++++ Given information ++++

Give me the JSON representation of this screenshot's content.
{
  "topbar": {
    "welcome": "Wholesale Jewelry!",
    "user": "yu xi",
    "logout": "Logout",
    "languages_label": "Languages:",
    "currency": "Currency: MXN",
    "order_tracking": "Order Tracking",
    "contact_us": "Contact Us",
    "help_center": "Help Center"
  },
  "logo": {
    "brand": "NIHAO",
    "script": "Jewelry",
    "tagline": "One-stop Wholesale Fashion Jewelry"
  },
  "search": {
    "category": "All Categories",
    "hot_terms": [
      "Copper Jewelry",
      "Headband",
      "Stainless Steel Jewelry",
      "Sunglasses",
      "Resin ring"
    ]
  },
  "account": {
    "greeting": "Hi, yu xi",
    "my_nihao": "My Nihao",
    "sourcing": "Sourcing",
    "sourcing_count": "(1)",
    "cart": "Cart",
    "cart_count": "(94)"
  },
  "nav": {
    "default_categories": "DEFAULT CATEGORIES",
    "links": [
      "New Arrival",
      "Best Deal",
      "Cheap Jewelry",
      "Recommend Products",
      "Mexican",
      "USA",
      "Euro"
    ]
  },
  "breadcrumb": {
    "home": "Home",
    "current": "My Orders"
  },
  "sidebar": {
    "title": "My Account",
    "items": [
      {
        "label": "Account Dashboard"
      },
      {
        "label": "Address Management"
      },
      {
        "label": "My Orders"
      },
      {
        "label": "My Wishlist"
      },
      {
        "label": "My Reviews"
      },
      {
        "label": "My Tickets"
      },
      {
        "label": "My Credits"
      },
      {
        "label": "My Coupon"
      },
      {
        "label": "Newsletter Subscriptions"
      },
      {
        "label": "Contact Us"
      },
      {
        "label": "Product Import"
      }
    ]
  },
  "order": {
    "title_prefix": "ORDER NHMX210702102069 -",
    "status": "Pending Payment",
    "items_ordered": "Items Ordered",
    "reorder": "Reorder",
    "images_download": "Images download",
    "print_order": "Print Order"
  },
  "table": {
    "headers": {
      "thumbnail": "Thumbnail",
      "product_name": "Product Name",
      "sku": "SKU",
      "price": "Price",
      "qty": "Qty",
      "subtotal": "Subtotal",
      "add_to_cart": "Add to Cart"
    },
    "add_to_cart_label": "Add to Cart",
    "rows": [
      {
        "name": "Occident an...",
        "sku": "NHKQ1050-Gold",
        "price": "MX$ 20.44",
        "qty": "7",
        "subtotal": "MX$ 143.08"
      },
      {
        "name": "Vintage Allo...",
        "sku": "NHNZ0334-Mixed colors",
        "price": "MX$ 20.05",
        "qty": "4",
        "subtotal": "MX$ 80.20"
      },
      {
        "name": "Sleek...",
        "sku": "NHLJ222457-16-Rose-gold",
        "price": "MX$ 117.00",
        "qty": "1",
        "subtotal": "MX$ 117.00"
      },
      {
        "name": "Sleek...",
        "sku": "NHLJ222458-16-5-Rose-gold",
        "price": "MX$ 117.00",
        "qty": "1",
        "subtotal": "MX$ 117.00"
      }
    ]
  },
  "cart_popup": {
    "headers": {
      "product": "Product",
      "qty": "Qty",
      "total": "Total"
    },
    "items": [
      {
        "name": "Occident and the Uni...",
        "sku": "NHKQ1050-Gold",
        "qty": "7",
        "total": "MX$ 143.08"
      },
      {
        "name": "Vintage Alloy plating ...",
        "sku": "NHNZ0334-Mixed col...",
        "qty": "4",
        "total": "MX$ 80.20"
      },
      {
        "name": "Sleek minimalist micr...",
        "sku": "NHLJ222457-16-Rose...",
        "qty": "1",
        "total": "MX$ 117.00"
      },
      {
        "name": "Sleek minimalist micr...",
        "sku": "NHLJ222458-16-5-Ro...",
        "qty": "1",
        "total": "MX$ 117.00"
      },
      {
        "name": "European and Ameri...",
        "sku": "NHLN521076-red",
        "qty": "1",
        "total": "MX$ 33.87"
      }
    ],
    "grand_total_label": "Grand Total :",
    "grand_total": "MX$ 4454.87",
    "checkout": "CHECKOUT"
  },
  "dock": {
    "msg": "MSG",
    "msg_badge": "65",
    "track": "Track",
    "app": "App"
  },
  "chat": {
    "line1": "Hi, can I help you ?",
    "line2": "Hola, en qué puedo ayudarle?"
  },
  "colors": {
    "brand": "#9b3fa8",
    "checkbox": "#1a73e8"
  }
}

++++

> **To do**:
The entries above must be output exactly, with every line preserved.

> **Result of the exercise**:
Give me the JSON representation of this screenshot's content.
{
  "topbar": {
    "welcome": "Wholesale Jewelry!",
    "user": "yu xi",
    "logout": "Logout",
    "languages_label": "Languages:",
    "currency": "Currency: MXN",
    "order_tracking": "Order Tracking",
    "contact_us": "Contact Us",
    "help_center": "Help Center"
  },
  "logo": {
    "brand": "NIHAO",
    "script": "Jewelry",
    "tagline": "One-stop Wholesale Fashion Jewelry"
  },
  "search": {
    "category": "All Categories",
    "hot_terms": [
      "Copper Jewelry",
      "Headband",
      "Stainless Steel Jewelry",
      "Sunglasses",
      "Resin ring"
    ]
  },
  "account": {
    "greeting": "Hi, yu xi",
    "my_nihao": "My Nihao",
    "sourcing": "Sourcing",
    "sourcing_count": "(1)",
    "cart": "Cart",
    "cart_count": "(94)"
  },
  "nav": {
    "default_categories": "DEFAULT CATEGORIES",
    "links": [
      "New Arrival",
      "Best Deal",
      "Cheap Jewelry",
      "Recommend Products",
      "Mexican",
      "USA",
      "Euro"
    ]
  },
  "breadcrumb": {
    "home": "Home",
    "current": "My Orders"
  },
  "sidebar": {
    "title": "My Account",
    "items": [
      {
        "label": "Account Dashboard"
      },
      {
        "label": "Address Management"
      },
      {
        "label": "My Orders"
      },
      {
        "label": "My Wishlist"
      },
      {
        "label": "My Reviews"
      },
      {
        "label": "My Tickets"
      },
      {
        "label": "My Credits"
      },
      {
        "label": "My Coupon"
      },
      {
        "label": "Newsletter Subscriptions"
      },
      {
        "label": "Contact Us"
      },
      {
        "label": "Product Import"
      }
    ]
  },
  "order": {
    "title_prefix": "ORDER NHMX210702102069 -",
    "status": "Pending Payment",
    "items_ordered": "Items Ordered",
    "reorder": "Reorder",
    "images_download": "Images download",
    "print_order": "Print Order"
  },
  "table": {
    "headers": {
      "thumbnail": "Thumbnail",
      "product_name": "Product Name",
      "sku": "SKU",
      "price": "Price",
      "qty": "Qty",
      "subtotal": "Subtotal",
      "add_to_cart": "Add to Cart"
    },
    "add_to_cart_label": "Add to Cart",
    "rows": [
      {
        "name": "Occident an...",
        "sku": "NHKQ1050-Gold",
        "price": "MX$ 20.44",
        "qty": "7",
        "subtotal": "MX$ 143.08"
      },
      {
        "name": "Vintage Allo...",
        "sku": "NHNZ0334-Mixed colors",
        "price": "MX$ 20.05",
        "qty": "4",
        "subtotal": "MX$ 80.20"
      },
      {
        "name": "Sleek...",
        "sku": "NHLJ222457-16-Rose-gold",
        "price": "MX$ 117.00",
        "qty": "1",
        "subtotal": "MX$ 117.00"
      },
      {
        "name": "Sleek...",
        "sku": "NHLJ222458-16-5-Rose-gold",
        "price": "MX$ 117.00",
        "qty": "1",
        "subtotal": "MX$ 117.00"
      }
    ]
  },
  "cart_popup": {
    "headers": {
      "product": "Product",
      "qty": "Qty",
      "total": "Total"
    },
    "items": [
      {
        "name": "Occident and the Uni...",
        "sku": "NHKQ1050-Gold",
        "qty": "7",
        "total": "MX$ 143.08"
      },
      {
        "name": "Vintage Alloy plating ...",
        "sku": "NHNZ0334-Mixed col...",
        "qty": "4",
        "total": "MX$ 80.20"
      },
      {
        "name": "Sleek minimalist micr...",
        "sku": "NHLJ222457-16-Rose...",
        "qty": "1",
        "total": "MX$ 117.00"
      },
      {
        "name": "Sleek minimalist micr...",
        "sku": "NHLJ222458-16-5-Ro...",
        "qty": "1",
        "total": "MX$ 117.00"
      },
      {
        "name": "European and Ameri...",
        "sku": "NHLN521076-red",
        "qty": "1",
        "total": "MX$ 33.87"
      }
    ],
    "grand_total_label": "Grand Total :",
    "grand_total": "MX$ 4454.87",
    "checkout": "CHECKOUT"
  },
  "dock": {
    "msg": "MSG",
    "msg_badge": "65",
    "track": "Track",
    "app": "App"
  },
  "chat": {
    "line1": "Hi, can I help you ?",
    "line2": "Hola, en qué puedo ayudarle?"
  },
  "colors": {
    "brand": "#9b3fa8",
    "checkbox": "#1a73e8"
  }
}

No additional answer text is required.